The country's largest pension funds kept up their crusade against Magna International Inc.'s proposed billion-dollar buyout for founder Frank Stonach on Thursday, telling a panel of judges to throw out a lower court ruling approving the deal.
The Canada Pension Plan Investment Board (CPPIB) and other major pension funds have opposed the plan and its unprecedented price tag, saying it sets an expensive precedent for other controlling shareholders in companies with dual-class share structures.
The hearing before the Ontario Divisional Court comes just days before an Aug. 31 deadline that would allow Mr. Stronach to cancel the deal to buy back his powerful multiple voting shares, which have long granted him control of Magna despite the fact that he owns less than 1 per cent of its equity.

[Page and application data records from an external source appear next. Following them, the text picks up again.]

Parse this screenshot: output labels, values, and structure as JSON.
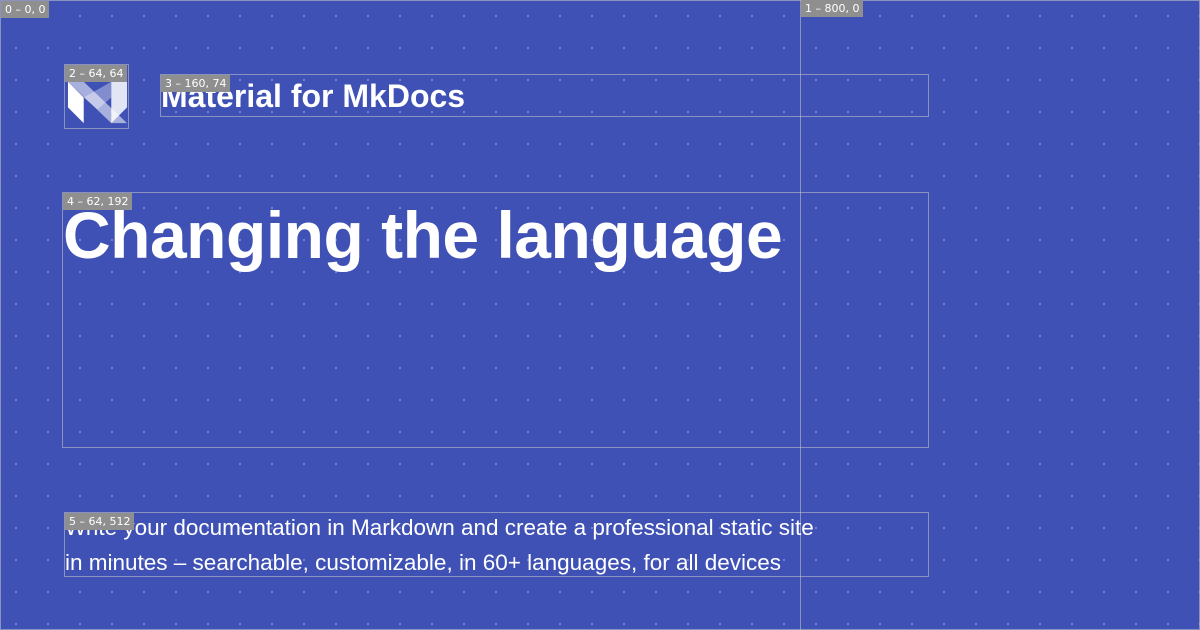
{
  "boxes": {
    "b0": "0 – 0, 0",
    "b1": "1 – 800, 0",
    "b2": "2 – 64, 64",
    "b3": "3 – 160, 74",
    "b4": "4 – 62, 192",
    "b5": "5 – 64, 512"
  },
  "site_name": "Material for MkDocs",
  "page_title": "Changing the language",
  "description": {
    "line1": "Write your documentation in Markdown and create a professional static site",
    "line2": "in minutes – searchable, customizable, in 60+ languages, for all devices"
  },
  "colors": {
    "background": "#3f51b5",
    "text": "#ffffff",
    "label_bg": "#8f8f8f"
  }
}
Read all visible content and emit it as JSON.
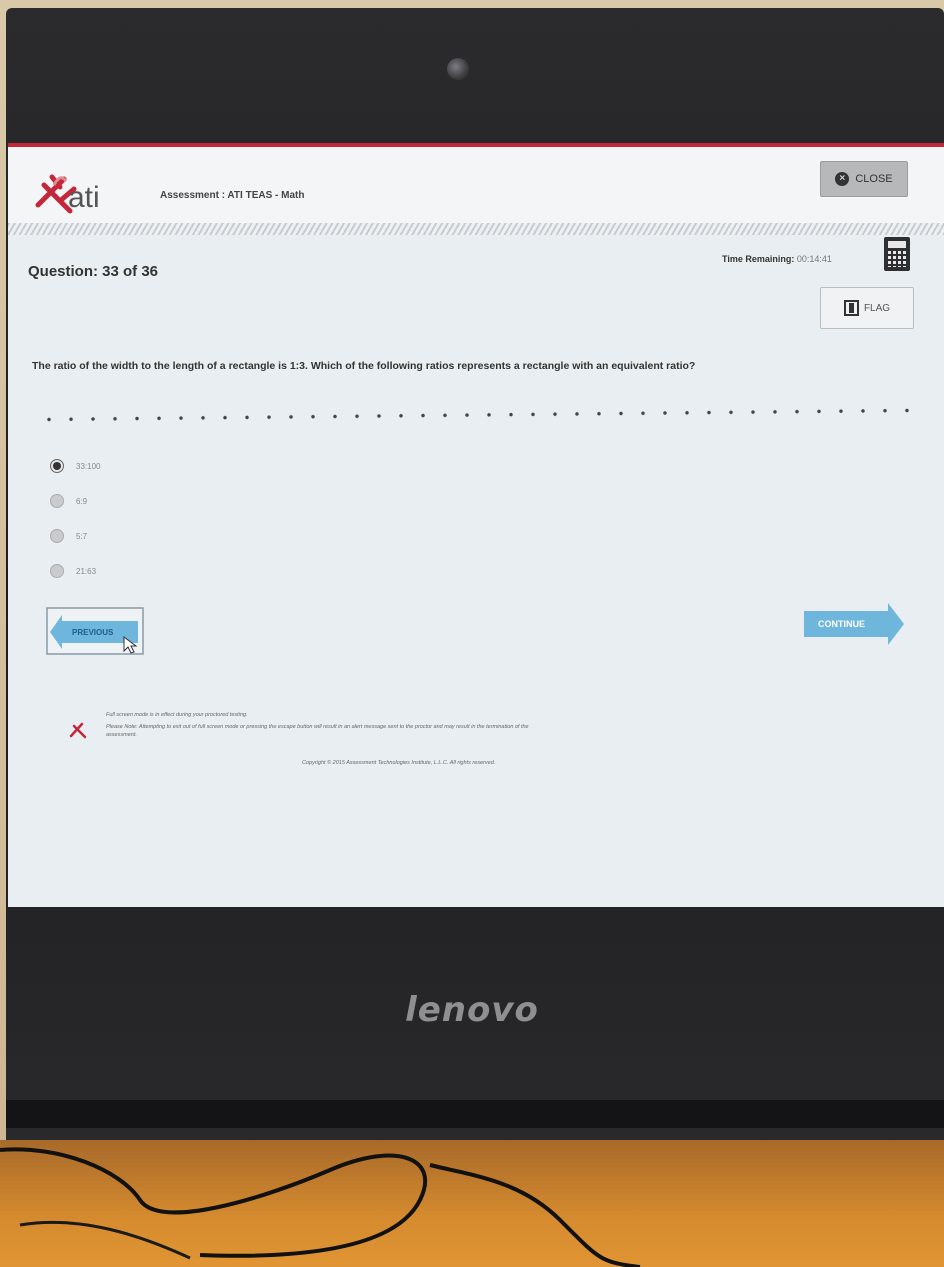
{
  "header": {
    "logo_text": "ati",
    "assessment_label": "Assessment : ATI TEAS - Math",
    "close_label": "CLOSE"
  },
  "status": {
    "question_counter": "Question: 33 of 36",
    "time_remaining_label": "Time Remaining:",
    "time_remaining_value": "00:14:41",
    "flag_label": "FLAG"
  },
  "question": {
    "text": "The ratio of the width to the length of a rectangle is 1:3. Which of the following ratios represents a rectangle with an equivalent ratio?",
    "options": [
      {
        "label": "33:100",
        "selected": true
      },
      {
        "label": "6:9",
        "selected": false
      },
      {
        "label": "5:7",
        "selected": false
      },
      {
        "label": "21:63",
        "selected": false
      }
    ]
  },
  "navigation": {
    "previous_label": "PREVIOUS",
    "continue_label": "CONTINUE"
  },
  "footer": {
    "line1": "Full screen mode is in effect during your proctored testing.",
    "line2": "Please Note: Attempting to exit out of full screen mode or pressing the escape button will result in an alert message sent to the proctor and may result in the termination of the",
    "line3": "assessment.",
    "copyright": "Copyright © 2015 Assessment Technologies Institute, L.L.C. All rights reserved."
  },
  "device": {
    "brand": "lenovo"
  },
  "colors": {
    "accent_red": "#c2273a",
    "nav_button_blue": "#6fb6dc",
    "screen_background": "#e9eef2"
  }
}
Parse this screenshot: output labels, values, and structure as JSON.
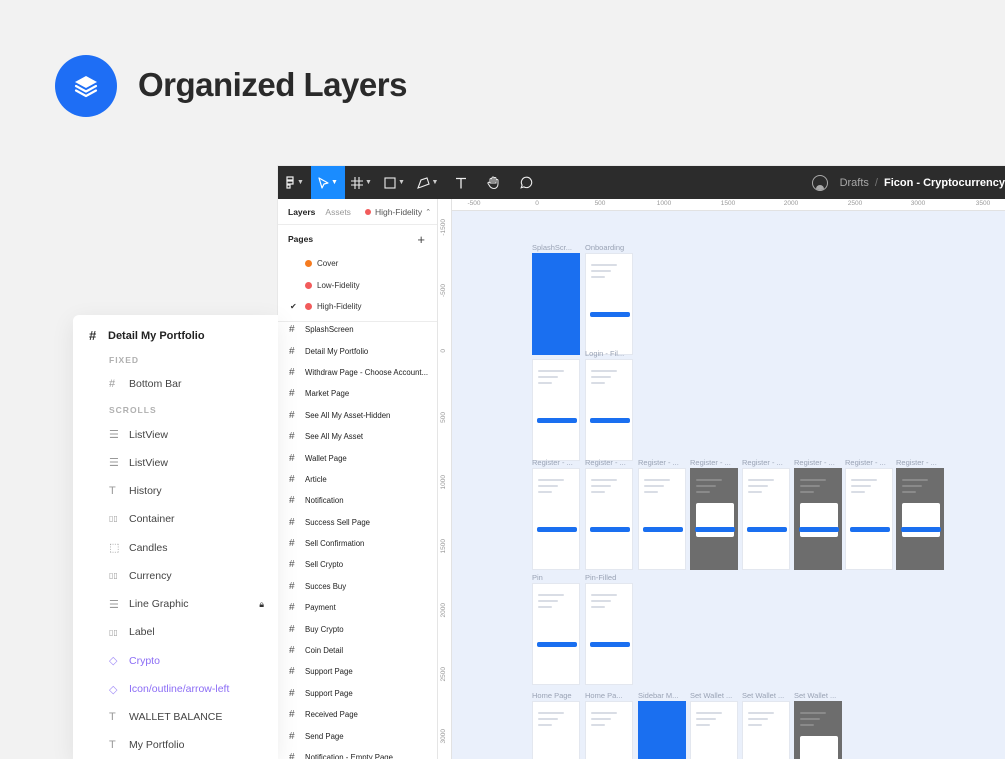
{
  "hero": {
    "title": "Organized Layers",
    "accent": "#1e6ef5",
    "icon": "layers-icon"
  },
  "toolbar": {
    "tools": [
      "figma-menu-icon",
      "move-icon",
      "frame-icon",
      "shape-icon",
      "pen-icon",
      "text-icon",
      "hand-icon",
      "comment-icon"
    ],
    "breadcrumb_location": "Drafts",
    "breadcrumb_separator": "/",
    "file_name": "Ficon - Cryptocurrency"
  },
  "panel": {
    "tab_layers": "Layers",
    "tab_assets": "Assets",
    "current_page": "High-Fidelity",
    "pages_title": "Pages",
    "pages": [
      {
        "label": "Cover",
        "color": "#f57b20",
        "checked": false
      },
      {
        "label": "Low-Fidelity",
        "color": "#f25b5b",
        "checked": false
      },
      {
        "label": "High-Fidelity",
        "color": "#f25b5b",
        "checked": true
      }
    ],
    "frames": [
      "SplashScreen",
      "Detail My Portfolio",
      "Withdraw Page - Choose Account...",
      "Market Page",
      "See All My Asset-Hidden",
      "See All My Asset",
      "Wallet Page",
      "Article",
      "Notification",
      "Success Sell Page",
      "Sell Confirmation",
      "Sell Crypto",
      "Succes Buy",
      "Payment",
      "Buy Crypto",
      "Coin Detail",
      "Support Page",
      "Support Page",
      "Received Page",
      "Send Page",
      "Notification - Empty Page"
    ]
  },
  "ruler": {
    "top": [
      "-500",
      "0",
      "500",
      "1000",
      "1500",
      "2000",
      "2500",
      "3000",
      "3500"
    ],
    "left": [
      "-1500",
      "-500",
      "0",
      "500",
      "1000",
      "1500",
      "2000",
      "2500",
      "3000"
    ]
  },
  "canvas": {
    "row1": [
      "SplashScr...",
      "Onboarding"
    ],
    "row2_label": "Login - Fil...",
    "row3": [
      "Register - ...",
      "Register - ...",
      "Register - ...",
      "Register - ...",
      "Register - ...",
      "Register - ...",
      "Register - ...",
      "Register - ..."
    ],
    "row4": [
      "Pin",
      "Pin-Filled"
    ],
    "row5": [
      "Home Page",
      "Home Pa...",
      "Sidebar M...",
      "Set Wallet ...",
      "Set Wallet ...",
      "Set Wallet ..."
    ]
  },
  "float": {
    "title": "Detail My Portfolio",
    "section_fixed": "FIXED",
    "section_scrolls": "SCROLLS",
    "fixed_items": [
      {
        "label": "Bottom Bar",
        "icon": "frame-hash-icon"
      }
    ],
    "scroll_items": [
      {
        "label": "ListView",
        "icon": "horizontal-layout-icon"
      },
      {
        "label": "ListView",
        "icon": "horizontal-layout-icon"
      },
      {
        "label": "History",
        "icon": "text-icon"
      },
      {
        "label": "Container",
        "icon": "vertical-layout-icon"
      },
      {
        "label": "Candles",
        "icon": "group-icon"
      },
      {
        "label": "Currency",
        "icon": "vertical-layout-icon"
      },
      {
        "label": "Line Graphic",
        "icon": "horizontal-layout-icon",
        "locked": true
      },
      {
        "label": "Label",
        "icon": "vertical-layout-icon"
      },
      {
        "label": "Crypto",
        "icon": "component-instance-icon",
        "component": true
      },
      {
        "label": "Icon/outline/arrow-left",
        "icon": "component-instance-icon",
        "component": true
      },
      {
        "label": "WALLET BALANCE",
        "icon": "text-icon"
      },
      {
        "label": "My Portfolio",
        "icon": "text-icon"
      }
    ]
  }
}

In the original decision approving the deal, Mr. Justice Herman Wilton-Siegel of the Ontario Superior Court declared the transaction fair and balanced, citing the fact that Magna's common shareholders voted 75 per cent in favour. He also cited the stock market's apparent positive reaction to the plan.

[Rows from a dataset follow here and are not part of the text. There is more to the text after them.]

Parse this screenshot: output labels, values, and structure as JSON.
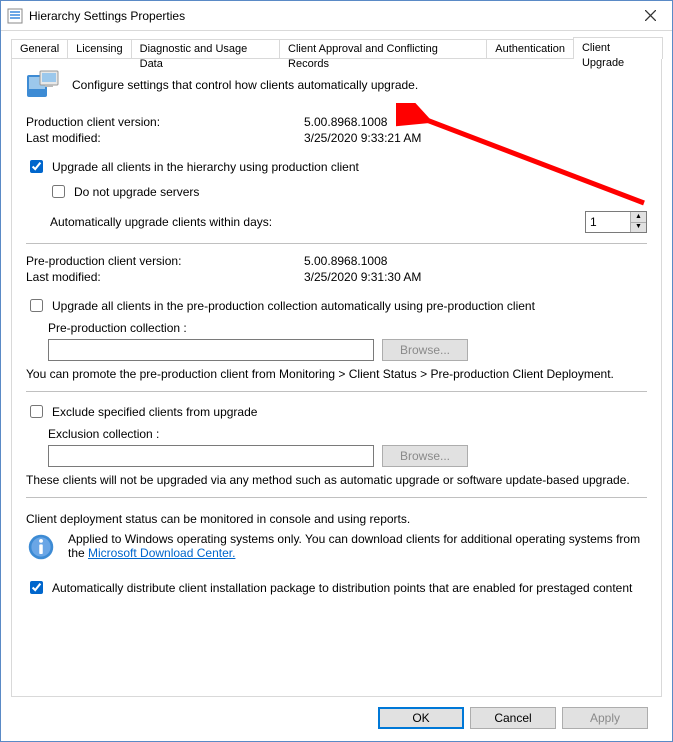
{
  "window": {
    "title": "Hierarchy Settings Properties"
  },
  "tabs": {
    "general": "General",
    "licensing": "Licensing",
    "diagnostic": "Diagnostic and Usage Data",
    "client_approval": "Client Approval and Conflicting Records",
    "authentication": "Authentication",
    "client_upgrade": "Client Upgrade"
  },
  "intro": "Configure settings that control how clients automatically upgrade.",
  "prod": {
    "version_label": "Production client version:",
    "version_value": "5.00.8968.1008",
    "modified_label": "Last modified:",
    "modified_value": "3/25/2020 9:33:21 AM"
  },
  "upgrade_all": {
    "label": "Upgrade all clients in the hierarchy using production client",
    "do_not_upgrade_servers": "Do not upgrade servers",
    "auto_within_days_label": "Automatically upgrade clients within days:",
    "days_value": "1"
  },
  "preprod": {
    "version_label": "Pre-production client version:",
    "version_value": "5.00.8968.1008",
    "modified_label": "Last modified:",
    "modified_value": "3/25/2020 9:31:30 AM",
    "upgrade_label": "Upgrade all clients in the pre-production collection automatically using pre-production client",
    "collection_label": "Pre-production collection :",
    "browse": "Browse...",
    "promote_text": "You can promote the pre-production client from Monitoring > Client Status > Pre-production Client Deployment."
  },
  "exclude": {
    "label": "Exclude specified clients from upgrade",
    "collection_label": "Exclusion collection :",
    "browse": "Browse...",
    "note": "These clients will not be upgraded via any method such as automatic upgrade or software update-based upgrade."
  },
  "status_text": "Client deployment status can be monitored in console and using reports.",
  "applied": {
    "text_prefix": "Applied to Windows operating systems only. You can download clients for additional operating systems from the ",
    "link": "Microsoft Download Center."
  },
  "auto_distribute": "Automatically distribute client installation package to distribution points that are enabled for prestaged content",
  "buttons": {
    "ok": "OK",
    "cancel": "Cancel",
    "apply": "Apply"
  }
}
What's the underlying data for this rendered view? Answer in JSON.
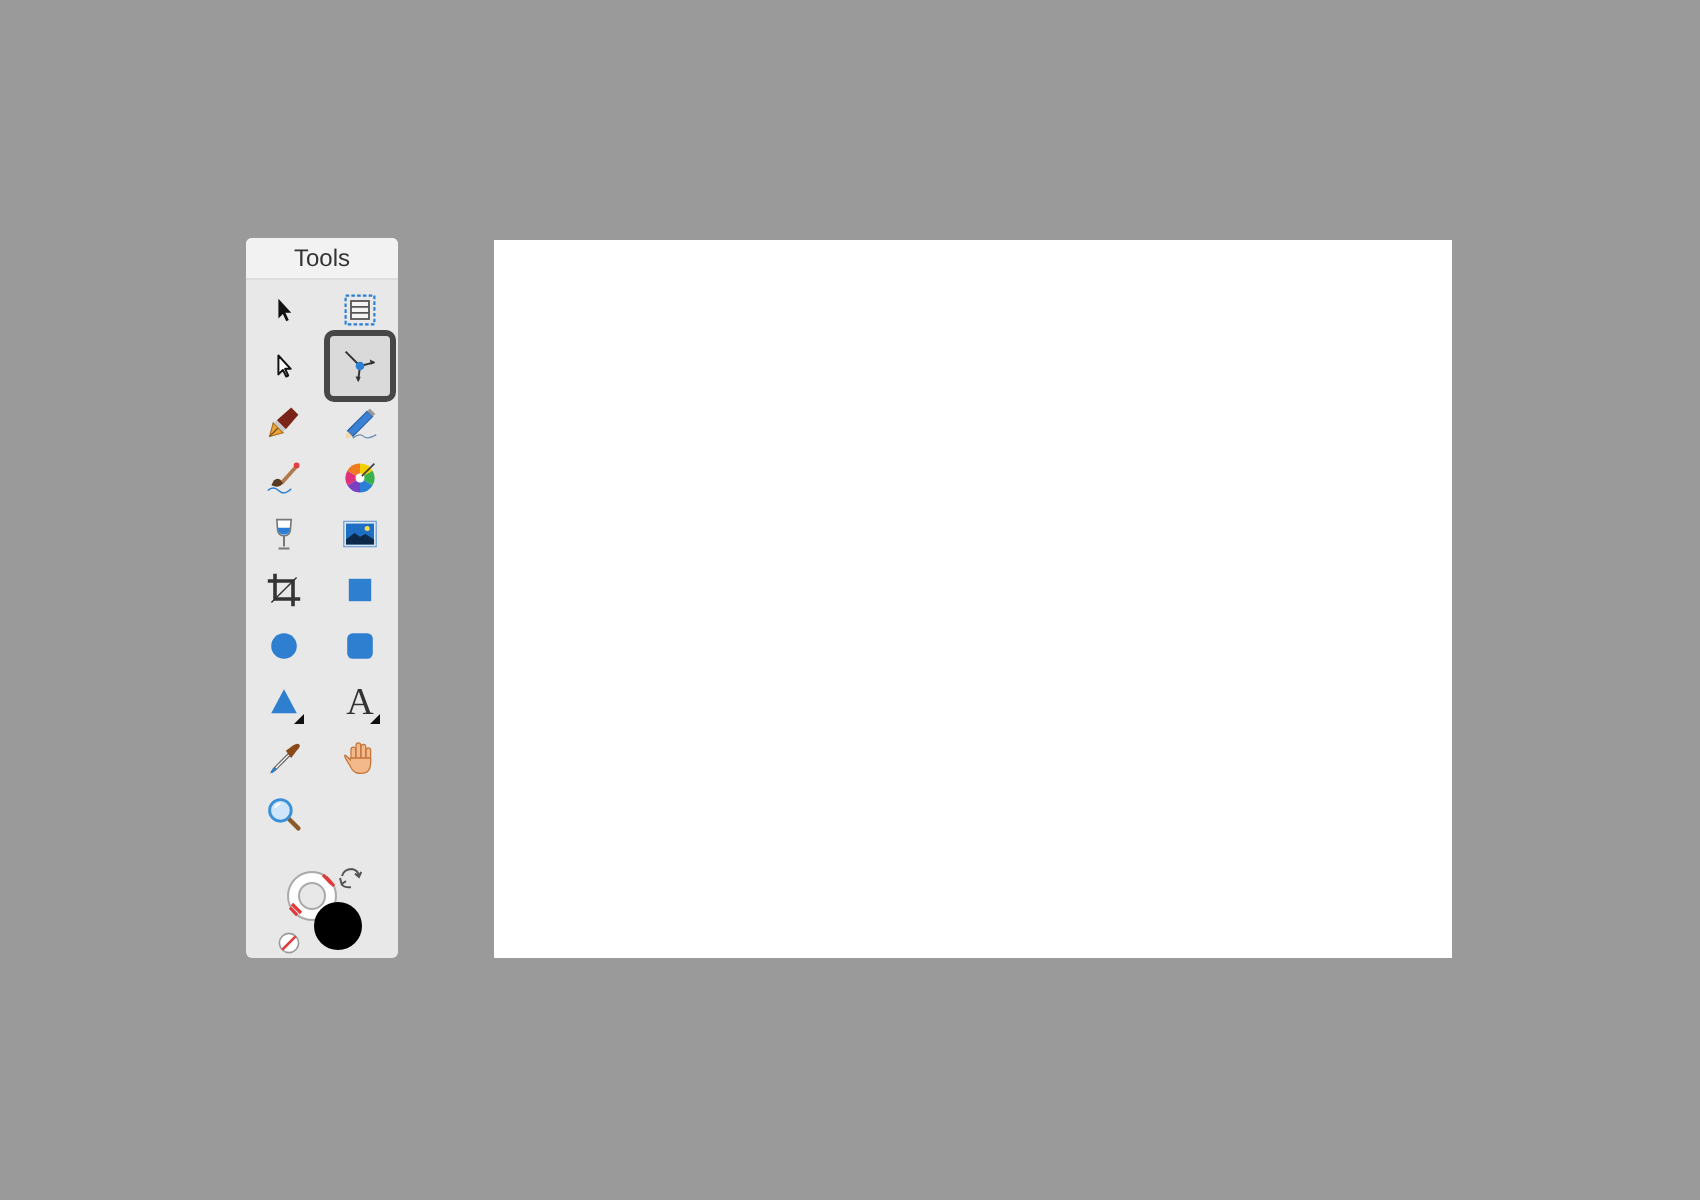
{
  "palette": {
    "title": "Tools",
    "tools": [
      {
        "kind": "pointer",
        "selected": false,
        "submenu": false
      },
      {
        "kind": "frame",
        "selected": false,
        "submenu": false
      },
      {
        "kind": "direct-pointer",
        "selected": false,
        "submenu": false
      },
      {
        "kind": "node",
        "selected": true,
        "submenu": false
      },
      {
        "kind": "pen",
        "selected": false,
        "submenu": false
      },
      {
        "kind": "pencil",
        "selected": false,
        "submenu": false
      },
      {
        "kind": "brush",
        "selected": false,
        "submenu": false
      },
      {
        "kind": "color-wheel",
        "selected": false,
        "submenu": false
      },
      {
        "kind": "glass",
        "selected": false,
        "submenu": false
      },
      {
        "kind": "image",
        "selected": false,
        "submenu": false
      },
      {
        "kind": "crop",
        "selected": false,
        "submenu": false
      },
      {
        "kind": "rectangle",
        "selected": false,
        "submenu": false
      },
      {
        "kind": "ellipse",
        "selected": false,
        "submenu": false
      },
      {
        "kind": "rounded-rectangle",
        "selected": false,
        "submenu": false
      },
      {
        "kind": "triangle",
        "selected": false,
        "submenu": true
      },
      {
        "kind": "text",
        "glyph": "A",
        "selected": false,
        "submenu": true
      },
      {
        "kind": "eyedropper",
        "selected": false,
        "submenu": false
      },
      {
        "kind": "hand",
        "selected": false,
        "submenu": false
      },
      {
        "kind": "zoom",
        "selected": false,
        "submenu": false
      }
    ],
    "color_wells": [
      {
        "kind": "fill",
        "color": "#ffffff"
      },
      {
        "kind": "stroke",
        "color": "#000000"
      }
    ]
  }
}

But lawyer Benjamin Zarnett, acting for the CPPIB, argued that the judge was wrong in failing to objectively determine whether the deal's benefits offset its cost.
The decision "could have been the same even if Magna was paying $8-billion for Mr. Stronach's controlling shares, instead of $800-million," Mr. Zarnett said.

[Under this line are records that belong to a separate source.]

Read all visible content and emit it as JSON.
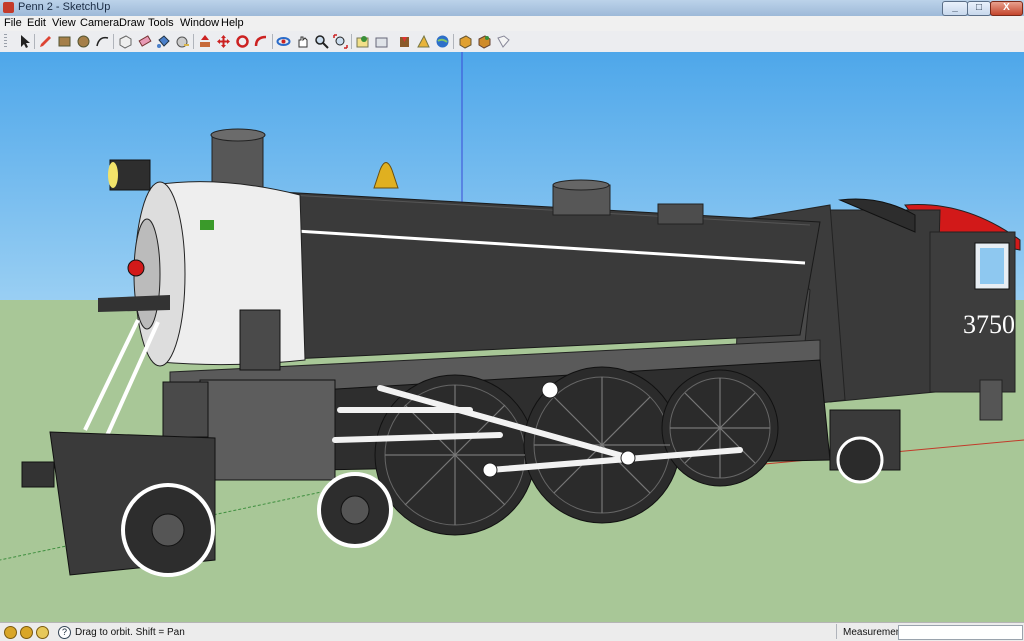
{
  "window": {
    "title": "Penn 2 - SketchUp",
    "controls": {
      "minimize": "_",
      "maximize": "□",
      "close": "X"
    }
  },
  "menubar": {
    "items": [
      "File",
      "Edit",
      "View",
      "Camera",
      "Draw",
      "Tools",
      "Window",
      "Help"
    ]
  },
  "toolbar": {
    "icons": [
      "select-icon",
      "pencil-icon",
      "rectangle-icon",
      "circle-icon",
      "arc-icon",
      "make-component-icon",
      "eraser-icon",
      "paint-bucket-icon",
      "tape-measure-icon",
      "push-pull-icon",
      "move-icon",
      "rotate-icon",
      "follow-me-icon",
      "orbit-icon",
      "pan-icon",
      "zoom-icon",
      "zoom-extents-icon",
      "add-location-icon",
      "toggle-terrain-icon",
      "get-models-icon",
      "share-model-icon",
      "google-earth-icon",
      "get-models-3d-icon",
      "share-component-icon",
      "send-to-layout-icon"
    ]
  },
  "model": {
    "locomotive_number": "3750",
    "colors": {
      "sky": "#62b3ed",
      "ground": "#a9c898",
      "body": "#3a3a3a",
      "smokebox": "#eeeeee",
      "cab_roof": "#d21919",
      "bell": "#e0b020"
    }
  },
  "statusbar": {
    "hint": "Drag to orbit.  Shift = Pan",
    "measurements_label": "Measurements",
    "measurements_value": ""
  }
}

He argued the judge misinterpreted the landmark 2008 BCE Supreme Court of Canada decision, which sets out new ground rules for the approval of similar deals. The court is obligated to go beyond the shareholder vote and actually evaluate the terms of the deal, he said, because it is being imposed on a minority of shareholders who disagree.
"This is a purchase of control by Class A shareholders, but not negotiated by them, and, more importantly, crammed down on every one who didn't vote for it," Mr. Zarnett told the court. "... This is forced on people who aren't for it. And that's where the court steps in."
Magna's plan, announced in May, would see Mr. Stronach receive $300-million cash and nine million new Class A shares in Magna, in return for his multiple voting Class B shares. Based in the Class A share price the day before the deal was announced, the price is a 1,800 per cent premium for Mr. Stronach's controlling shares, with a total value of $863-million.
Mr. Stronach would remain chairman, and also receive an estimated $120-million in consulting fees over the next four years.
The Aurora ,Ont.-based Magna, an auto parts giant founded by Mr. Stronach in 1957, has vowed to "vigorously defend" its deal. The hearing was scheduled to take all day Thursday.